Published on Academy of American Poets (https://poets.org)


Touched by Dusk, We Know Better Ourselves

You map my cheeks in gelatinous dark, your torso  
floating, a forgotten moon, and a violin

crosses the sheets while you kiss me your mouth 
of castanets. I believed once my uncles lived

in trees, from the encyclopedia I’d carried
to my father, The Philippines, the Ilongot hunting

from a branch, my father’s chin in shadows. I try 
to tell you about distance, though my body

unstitches, fruit of your shoulder lit by the patio 
lamp, grass of you sticky with dew, and all

our unlit places folding, one
into another. By dead night: my face in the pillow,

your knuckles in my hair, my father whipping my 
back. How to lift pain from desire, the word

safety from safe, me, and the wind 
chatters down gutters, rumoring

rain. I graze your stubble, lose my edges mouthing your 
name. To love what we can no longer

distinguish, we paddle the other’s darkness, whisper 
the bed, cry the dying violet hour; you twist

your hands of hard birches, and we peel into 
our shadows, the losing of our names.

Credit


From For Want of Water (Beacon Press, 2017). Copyright © 2017 by Sasha Pimentel. Used with permission from Beacon Press.

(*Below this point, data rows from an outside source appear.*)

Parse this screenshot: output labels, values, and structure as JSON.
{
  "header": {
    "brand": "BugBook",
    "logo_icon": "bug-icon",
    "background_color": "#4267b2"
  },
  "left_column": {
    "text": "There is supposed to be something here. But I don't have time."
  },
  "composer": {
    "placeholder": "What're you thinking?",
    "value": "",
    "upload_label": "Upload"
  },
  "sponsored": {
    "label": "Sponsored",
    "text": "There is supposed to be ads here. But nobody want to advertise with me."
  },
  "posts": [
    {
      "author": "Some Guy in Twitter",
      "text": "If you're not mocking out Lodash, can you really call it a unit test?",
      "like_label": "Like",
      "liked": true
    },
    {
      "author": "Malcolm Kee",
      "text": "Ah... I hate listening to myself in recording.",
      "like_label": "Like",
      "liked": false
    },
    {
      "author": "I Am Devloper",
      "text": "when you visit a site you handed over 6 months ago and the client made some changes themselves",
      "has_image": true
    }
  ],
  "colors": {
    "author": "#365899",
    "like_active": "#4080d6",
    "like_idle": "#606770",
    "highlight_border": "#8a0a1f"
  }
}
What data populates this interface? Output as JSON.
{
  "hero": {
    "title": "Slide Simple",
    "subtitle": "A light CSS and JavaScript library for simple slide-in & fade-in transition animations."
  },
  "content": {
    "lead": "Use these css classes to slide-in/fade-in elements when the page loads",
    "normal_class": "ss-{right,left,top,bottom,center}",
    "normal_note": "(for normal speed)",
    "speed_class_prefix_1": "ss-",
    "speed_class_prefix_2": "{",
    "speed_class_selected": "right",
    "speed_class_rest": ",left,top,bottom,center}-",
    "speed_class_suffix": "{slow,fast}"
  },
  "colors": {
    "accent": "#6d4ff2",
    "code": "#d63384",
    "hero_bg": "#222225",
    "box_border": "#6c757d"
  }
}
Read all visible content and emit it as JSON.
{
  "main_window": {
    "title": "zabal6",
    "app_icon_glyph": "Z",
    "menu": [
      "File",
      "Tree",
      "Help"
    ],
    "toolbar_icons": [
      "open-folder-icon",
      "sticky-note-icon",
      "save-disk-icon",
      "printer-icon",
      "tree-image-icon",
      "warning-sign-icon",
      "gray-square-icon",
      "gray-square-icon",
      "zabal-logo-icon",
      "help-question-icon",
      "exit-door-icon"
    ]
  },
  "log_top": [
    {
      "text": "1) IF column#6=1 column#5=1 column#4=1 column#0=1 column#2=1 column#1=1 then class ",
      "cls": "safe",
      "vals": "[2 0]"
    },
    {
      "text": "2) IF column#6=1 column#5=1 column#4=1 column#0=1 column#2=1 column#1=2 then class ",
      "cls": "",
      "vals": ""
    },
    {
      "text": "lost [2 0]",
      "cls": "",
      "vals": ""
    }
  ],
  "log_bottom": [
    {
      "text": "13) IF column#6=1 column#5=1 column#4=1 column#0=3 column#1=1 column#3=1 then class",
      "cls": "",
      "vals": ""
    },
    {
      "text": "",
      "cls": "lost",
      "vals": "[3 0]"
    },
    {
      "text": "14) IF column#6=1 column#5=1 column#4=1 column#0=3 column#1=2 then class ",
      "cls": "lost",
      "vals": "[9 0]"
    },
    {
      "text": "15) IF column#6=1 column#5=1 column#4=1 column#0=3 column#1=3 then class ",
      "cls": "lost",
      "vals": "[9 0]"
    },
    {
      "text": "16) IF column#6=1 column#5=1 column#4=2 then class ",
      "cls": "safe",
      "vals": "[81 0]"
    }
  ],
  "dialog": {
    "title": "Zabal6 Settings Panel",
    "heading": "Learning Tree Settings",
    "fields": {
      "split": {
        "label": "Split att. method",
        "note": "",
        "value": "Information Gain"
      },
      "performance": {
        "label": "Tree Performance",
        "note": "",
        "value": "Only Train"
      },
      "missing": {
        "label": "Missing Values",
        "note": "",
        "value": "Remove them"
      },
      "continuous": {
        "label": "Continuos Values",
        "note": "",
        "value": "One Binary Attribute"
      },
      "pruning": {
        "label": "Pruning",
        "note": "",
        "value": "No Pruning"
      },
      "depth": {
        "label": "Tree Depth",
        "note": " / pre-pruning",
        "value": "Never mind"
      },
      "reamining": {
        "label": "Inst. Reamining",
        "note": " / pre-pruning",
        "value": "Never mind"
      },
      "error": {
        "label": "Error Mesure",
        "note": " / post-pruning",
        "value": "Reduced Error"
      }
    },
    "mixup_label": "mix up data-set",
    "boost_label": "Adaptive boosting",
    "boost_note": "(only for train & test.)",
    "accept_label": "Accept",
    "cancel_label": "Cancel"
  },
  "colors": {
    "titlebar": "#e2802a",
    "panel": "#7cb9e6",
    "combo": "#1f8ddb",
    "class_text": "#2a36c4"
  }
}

Author


Sasha Pimentel

Sasha Pimentel is the author of For Want of Water (Beacon Press, 2017). She lives in El Paso, Texas.

Date Published: 2017-10-17

Source URL: https://poets.org/poem/touched-dusk-we-know-better-ourselves